The decision of whether to sell or become a landlord is one that many active-duty military families face at some point in their career.
And although the advice about whether investing is a wise decision or not varies — one can find nearly as many top-five reasons online why active-duty military members shouldn’t become landlords as top-five reasons why real estate investing is a wise decision — the reality is, it’s a personal decision best made after a full assessment of the skills and needs of every family member.
For those families who decide to become landlords, Kiplinger.com has some wise tips geared toward military families. The tips are part of Kiplinger’s “Financial Field Manual, a Personal Finance Guide for Military Families,” updated in October.
With a tax-free housing allowance geared to cover all or most of monthly rent or mortgage payments, along with special mortgage programs and tax beaks to make home ownership affordable, investing in real estate — even if just for primary home — makes sense for some military families. Veterans Affairs loans tend to have interest rates that are comparable to other lending agencies but typically allow qualified buyers to do so with no money down. It’s worth keeping in mind, however, that the money that would be a down payment is simply rolled into the mortgage, meaning the amount you owe is higher and, if market prices dip, it could mean more is owed than the value of the home. And although VA loans allow zero down, they may have higher fees than other loan options. It’s a good idea to evaluate all options.

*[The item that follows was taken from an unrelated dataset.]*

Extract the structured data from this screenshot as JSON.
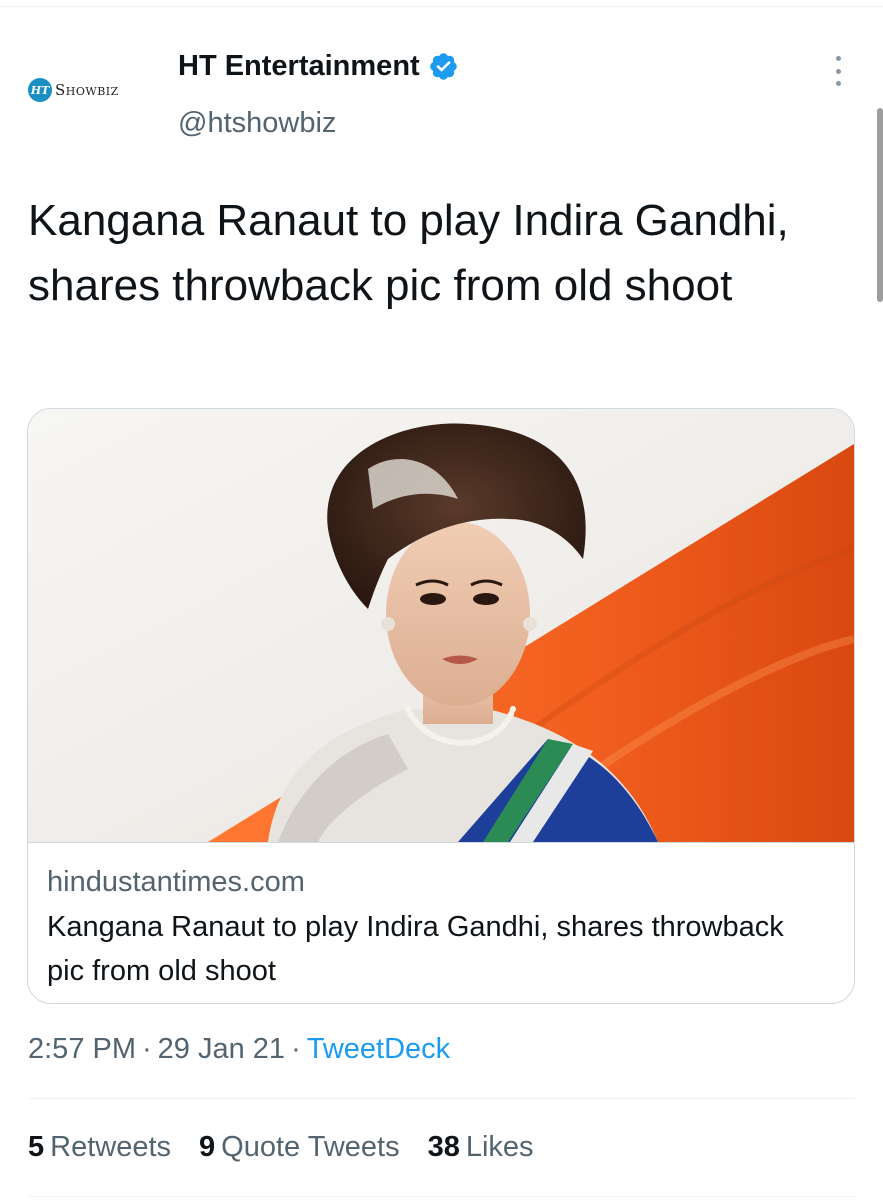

Whether planning to purchase a home as your primary residence or with an eye toward later renting it out, it’s important to keep in mind the property’s future marketability. Can it be resold easily? Can it be rented for enough money to cover the mortgage payment, taxes and insurance, along with a small cushion for repairs?
“Some families try to hold the monthly mortgage payment to a few hundred dollars less than the BAH for someone of similar rank in the area,” a Kiplinger story titled “Smart Home-Buying (and Selling) Tactics for Military Families” states. “That way, they figure they’re likely to have a pool of potential renters who can afford to pay enough to cover the mortgage and other costs (including property management fees) they’d have to pay if they couldn’t sell when they are transferred.”
If that’s the case, Kiplinger.com suggests setting aside at least three months’ worth of mortgage payments, utilities and other expenses in case a tenant leaves unexpectedly. It’s especially important if renting to other military families, for whom the Servicemembers Civil Relief Act, or SCRA, applies. That could mean being left without tenants abruptly if a tenant receives permanent change of station orders while in the midst of a lease.
Military families catch a break if they sell a home for profit after renting it, Kiplinger states. Although civilian families must live in a house at least two of the five years prior to a sale in order to claim tax-free profit on the sale. But military families need only to live in the house two of the preceding 10 years to obtain the tax break. Check out the IRS Publication 3, “Armed Forces Tax Guide” at www.irs.gov.